Return a copy of every line in the records that includes the word "zoom".
──────── SUPPLIED RECORDS
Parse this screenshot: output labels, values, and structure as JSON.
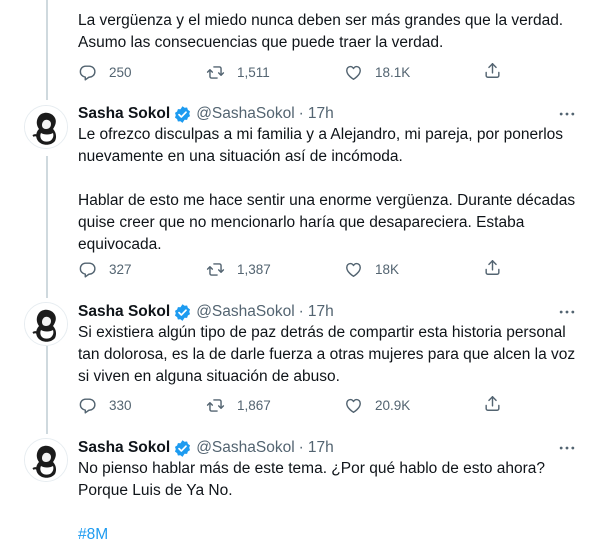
{
  "top_tweet": {
    "text_lines": [
      "La vergüenza y el miedo nunca deben ser más grandes que la verdad.",
      "Asumo las consecuencias que puede traer la verdad."
    ],
    "replies": "250",
    "retweets": "1,511",
    "likes": "18.1K"
  },
  "author": {
    "name": "Sasha Sokol",
    "handle": "@SashaSokol",
    "dot": "·"
  },
  "tweets": [
    {
      "time": "17h",
      "paragraphs": [
        "Le ofrezco disculpas a mi familia y a Alejandro, mi pareja, por ponerlos nuevamente en una situación así de incómoda.",
        "Hablar de esto me hace sentir una enorme vergüenza. Durante décadas quise creer que no mencionarlo haría que desapareciera. Estaba equivocada."
      ],
      "replies": "327",
      "retweets": "1,387",
      "likes": "18K"
    },
    {
      "time": "17h",
      "paragraphs": [
        "Si existiera algún tipo de paz detrás de compartir esta historia personal tan dolorosa, es la de darle fuerza a otras mujeres para que alcen la voz si viven en alguna situación de abuso."
      ],
      "replies": "330",
      "retweets": "1,867",
      "likes": "20.9K"
    },
    {
      "time": "17h",
      "paragraphs": [
        "No pienso hablar más de este tema. ¿Por qué hablo de esto ahora? Porque Luis de Ya No."
      ],
      "hashtag": "#8M"
    }
  ],
  "colors": {
    "text": "#0f1419",
    "secondary": "#536471",
    "accent": "#1d9bf0",
    "thread_line": "#cfd9de"
  },
  "icons": {
    "reply": "reply-icon",
    "retweet": "retweet-icon",
    "like": "heart-icon",
    "share": "share-icon",
    "verified": "verified-badge-icon",
    "more": "more-options-icon"
  }
}
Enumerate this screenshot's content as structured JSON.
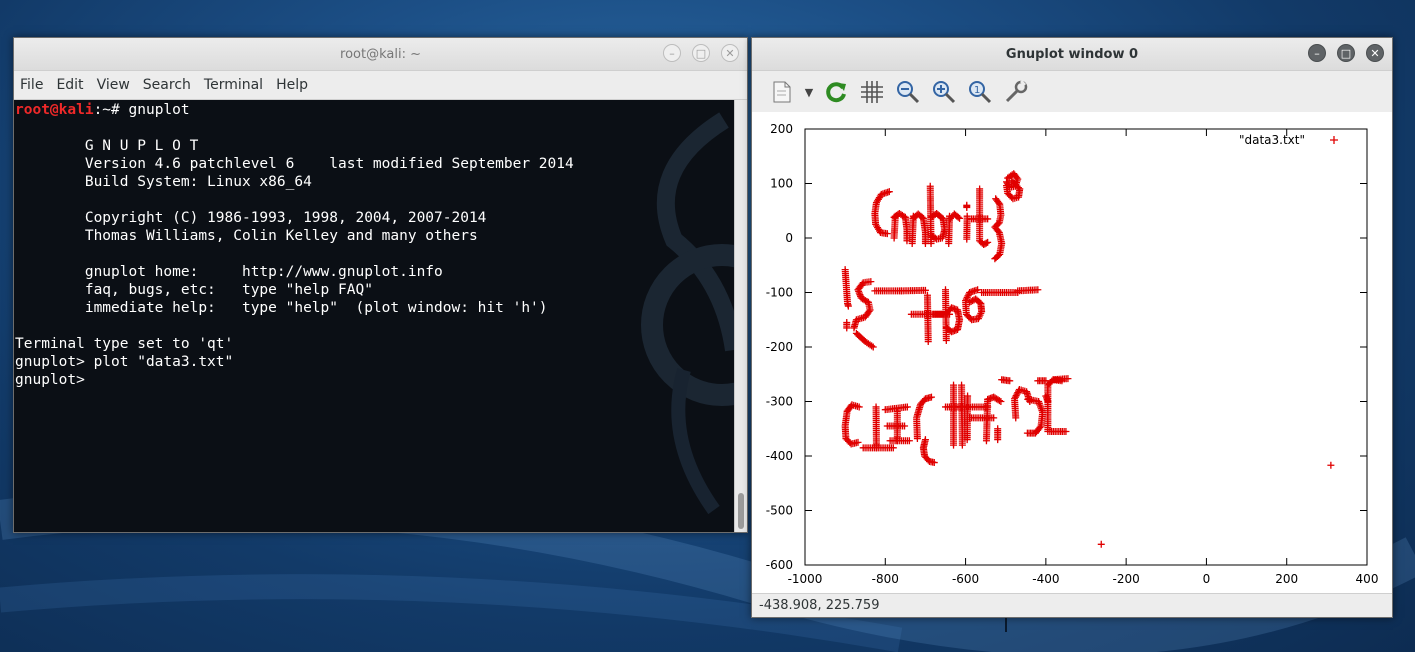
{
  "terminal": {
    "title": "root@kali: ~",
    "menu": [
      "File",
      "Edit",
      "View",
      "Search",
      "Terminal",
      "Help"
    ],
    "prompt_user": "root@kali",
    "prompt_path": ":~# ",
    "command": "gnuplot",
    "lines": [
      "",
      "\tG N U P L O T",
      "\tVersion 4.6 patchlevel 6    last modified September 2014",
      "\tBuild System: Linux x86_64",
      "",
      "\tCopyright (C) 1986-1993, 1998, 2004, 2007-2014",
      "\tThomas Williams, Colin Kelley and many others",
      "",
      "\tgnuplot home:     http://www.gnuplot.info",
      "\tfaq, bugs, etc:   type \"help FAQ\"",
      "\timmediate help:   type \"help\"  (plot window: hit 'h')",
      "",
      "Terminal type set to 'qt'",
      "gnuplot> plot \"data3.txt\"",
      "gnuplot> "
    ]
  },
  "gnuplot": {
    "title": "Gnuplot window 0",
    "toolbar": [
      {
        "name": "export-icon",
        "symbol": "document"
      },
      {
        "name": "replot-icon",
        "symbol": "refresh"
      },
      {
        "name": "grid-icon",
        "symbol": "grid"
      },
      {
        "name": "zoom-out-icon",
        "symbol": "zoom-out"
      },
      {
        "name": "zoom-in-icon",
        "symbol": "zoom-in"
      },
      {
        "name": "zoom-reset-icon",
        "symbol": "zoom-reset"
      },
      {
        "name": "settings-icon",
        "symbol": "wrench"
      }
    ],
    "status": "-438.908,  225.759",
    "accent": "#e00000"
  },
  "chart_data": {
    "type": "scatter",
    "title": "",
    "xlabel": "",
    "ylabel": "",
    "xlim": [
      -1000,
      400
    ],
    "ylim": [
      -600,
      200
    ],
    "xticks": [
      -1000,
      -800,
      -600,
      -400,
      -200,
      0,
      200,
      400
    ],
    "yticks": [
      200,
      100,
      0,
      -100,
      -200,
      -300,
      -400,
      -500,
      -600
    ],
    "grid": false,
    "legend": "top-right",
    "series": [
      {
        "name": "\"data3.txt\"",
        "color": "#e00000",
        "marker": "+",
        "isolated_points": [
          [
            310,
            -417
          ],
          [
            -262,
            -562
          ]
        ],
        "strokes": [
          [
            [
              -790,
              85
            ],
            [
              -810,
              80
            ],
            [
              -822,
              65
            ],
            [
              -826,
              45
            ],
            [
              -824,
              25
            ],
            [
              -812,
              10
            ],
            [
              -795,
              8
            ]
          ],
          [
            [
              -775,
              40
            ],
            [
              -778,
              0
            ]
          ],
          [
            [
              -778,
              38
            ],
            [
              -765,
              45
            ],
            [
              -750,
              38
            ],
            [
              -746,
              15
            ],
            [
              -746,
              -5
            ]
          ],
          [
            [
              -730,
              40
            ],
            [
              -733,
              -10
            ]
          ],
          [
            [
              -731,
              36
            ],
            [
              -718,
              44
            ],
            [
              -705,
              36
            ],
            [
              -700,
              10
            ],
            [
              -700,
              -10
            ]
          ],
          [
            [
              -688,
              95
            ],
            [
              -686,
              -10
            ]
          ],
          [
            [
              -686,
              38
            ],
            [
              -672,
              45
            ],
            [
              -656,
              35
            ],
            [
              -652,
              15
            ],
            [
              -658,
              0
            ],
            [
              -672,
              -2
            ],
            [
              -686,
              5
            ]
          ],
          [
            [
              -640,
              40
            ],
            [
              -642,
              -10
            ]
          ],
          [
            [
              -641,
              33
            ],
            [
              -628,
              44
            ],
            [
              -615,
              36
            ]
          ],
          [
            [
              -596,
              40
            ],
            [
              -597,
              -2
            ]
          ],
          [
            [
              -597,
              60
            ],
            [
              -597,
              56
            ]
          ],
          [
            [
              -585,
              35
            ],
            [
              -545,
              35
            ]
          ],
          [
            [
              -565,
              90
            ],
            [
              -565,
              -5
            ],
            [
              -555,
              -12
            ],
            [
              -545,
              -8
            ]
          ],
          [
            [
              -525,
              72
            ],
            [
              -515,
              62
            ],
            [
              -512,
              42
            ],
            [
              -516,
              28
            ],
            [
              -527,
              20
            ],
            [
              -516,
              10
            ],
            [
              -510,
              -10
            ],
            [
              -515,
              -30
            ],
            [
              -527,
              -38
            ]
          ],
          [
            [
              -495,
              110
            ],
            [
              -480,
              118
            ],
            [
              -470,
              108
            ],
            [
              -476,
              95
            ],
            [
              -490,
              93
            ],
            [
              -498,
              103
            ]
          ],
          [
            [
              -485,
              105
            ],
            [
              -465,
              90
            ],
            [
              -468,
              75
            ],
            [
              -482,
              72
            ],
            [
              -495,
              82
            ],
            [
              -498,
              96
            ]
          ],
          [
            [
              -900,
              -58
            ],
            [
              -894,
              -120
            ],
            [
              -892,
              -125
            ]
          ],
          [
            [
              -896,
              -155
            ],
            [
              -896,
              -165
            ]
          ],
          [
            [
              -836,
              -80
            ],
            [
              -855,
              -82
            ],
            [
              -868,
              -95
            ],
            [
              -860,
              -110
            ],
            [
              -842,
              -118
            ],
            [
              -838,
              -132
            ],
            [
              -850,
              -145
            ],
            [
              -872,
              -150
            ],
            [
              -878,
              -165
            ]
          ],
          [
            [
              -872,
              -175
            ],
            [
              -850,
              -190
            ],
            [
              -830,
              -200
            ]
          ],
          [
            [
              -826,
              -97
            ],
            [
              -760,
              -97
            ]
          ],
          [
            [
              -760,
              -97
            ],
            [
              -700,
              -96
            ]
          ],
          [
            [
              -735,
              -140
            ],
            [
              -655,
              -140
            ]
          ],
          [
            [
              -695,
              -105
            ],
            [
              -693,
              -190
            ]
          ],
          [
            [
              -680,
              -140
            ],
            [
              -640,
              -140
            ]
          ],
          [
            [
              -650,
              -95
            ],
            [
              -648,
              -188
            ]
          ],
          [
            [
              -648,
              -138
            ],
            [
              -635,
              -128
            ],
            [
              -620,
              -132
            ],
            [
              -615,
              -150
            ],
            [
              -620,
              -168
            ],
            [
              -635,
              -172
            ],
            [
              -648,
              -165
            ]
          ],
          [
            [
              -570,
              -95
            ],
            [
              -590,
              -100
            ],
            [
              -600,
              -115
            ],
            [
              -598,
              -140
            ],
            [
              -585,
              -150
            ],
            [
              -568,
              -148
            ],
            [
              -560,
              -135
            ],
            [
              -562,
              -120
            ],
            [
              -575,
              -112
            ],
            [
              -590,
              -118
            ]
          ],
          [
            [
              -560,
              -100
            ],
            [
              -470,
              -100
            ]
          ],
          [
            [
              -470,
              -97
            ],
            [
              -420,
              -95
            ]
          ],
          [
            [
              -865,
              -310
            ],
            [
              -883,
              -306
            ],
            [
              -895,
              -318
            ],
            [
              -900,
              -345
            ],
            [
              -898,
              -368
            ],
            [
              -885,
              -378
            ],
            [
              -868,
              -375
            ]
          ],
          [
            [
              -855,
              -385
            ],
            [
              -780,
              -385
            ]
          ],
          [
            [
              -823,
              -310
            ],
            [
              -822,
              -385
            ]
          ],
          [
            [
              -800,
              -315
            ],
            [
              -745,
              -310
            ]
          ],
          [
            [
              -795,
              -345
            ],
            [
              -752,
              -345
            ]
          ],
          [
            [
              -770,
              -318
            ],
            [
              -770,
              -372
            ]
          ],
          [
            [
              -788,
              -372
            ],
            [
              -740,
              -372
            ]
          ],
          [
            [
              -720,
              -368
            ],
            [
              -722,
              -330
            ],
            [
              -712,
              -305
            ],
            [
              -700,
              -295
            ],
            [
              -685,
              -292
            ]
          ],
          [
            [
              -700,
              -370
            ],
            [
              -705,
              -385
            ],
            [
              -702,
              -400
            ],
            [
              -690,
              -410
            ],
            [
              -678,
              -412
            ]
          ],
          [
            [
              -650,
              -310
            ],
            [
              -545,
              -310
            ]
          ],
          [
            [
              -630,
              -270
            ],
            [
              -630,
              -380
            ]
          ],
          [
            [
              -610,
              -270
            ],
            [
              -608,
              -380
            ]
          ],
          [
            [
              -595,
              -290
            ],
            [
              -596,
              -370
            ]
          ],
          [
            [
              -590,
              -330
            ],
            [
              -530,
              -330
            ]
          ],
          [
            [
              -548,
              -372
            ],
            [
              -545,
              -296
            ],
            [
              -530,
              -292
            ],
            [
              -512,
              -300
            ]
          ],
          [
            [
              -520,
              -350
            ],
            [
              -520,
              -370
            ]
          ],
          [
            [
              -510,
              -260
            ],
            [
              -490,
              -262
            ]
          ],
          [
            [
              -475,
              -330
            ],
            [
              -478,
              -295
            ],
            [
              -466,
              -278
            ],
            [
              -448,
              -282
            ],
            [
              -440,
              -300
            ]
          ],
          [
            [
              -445,
              -296
            ],
            [
              -418,
              -300
            ],
            [
              -408,
              -320
            ],
            [
              -412,
              -345
            ],
            [
              -426,
              -358
            ],
            [
              -446,
              -358
            ]
          ],
          [
            [
              -420,
              -262
            ],
            [
              -400,
              -262
            ]
          ],
          [
            [
              -395,
              -355
            ],
            [
              -395,
              -270
            ],
            [
              -382,
              -260
            ],
            [
              -360,
              -262
            ]
          ],
          [
            [
              -390,
              -355
            ],
            [
              -350,
              -355
            ]
          ],
          [
            [
              -395,
              -300
            ],
            [
              -400,
              -290
            ]
          ],
          [
            [
              -380,
              -260
            ],
            [
              -345,
              -258
            ]
          ]
        ]
      }
    ]
  }
}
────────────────
WRITTEN RESPONSE:
        "name": "zoom-out-icon",
        "symbol": "zoom-out"
        "name": "zoom-in-icon",
        "symbol": "zoom-in"
        "name": "zoom-reset-icon",
        "symbol": "zoom-reset"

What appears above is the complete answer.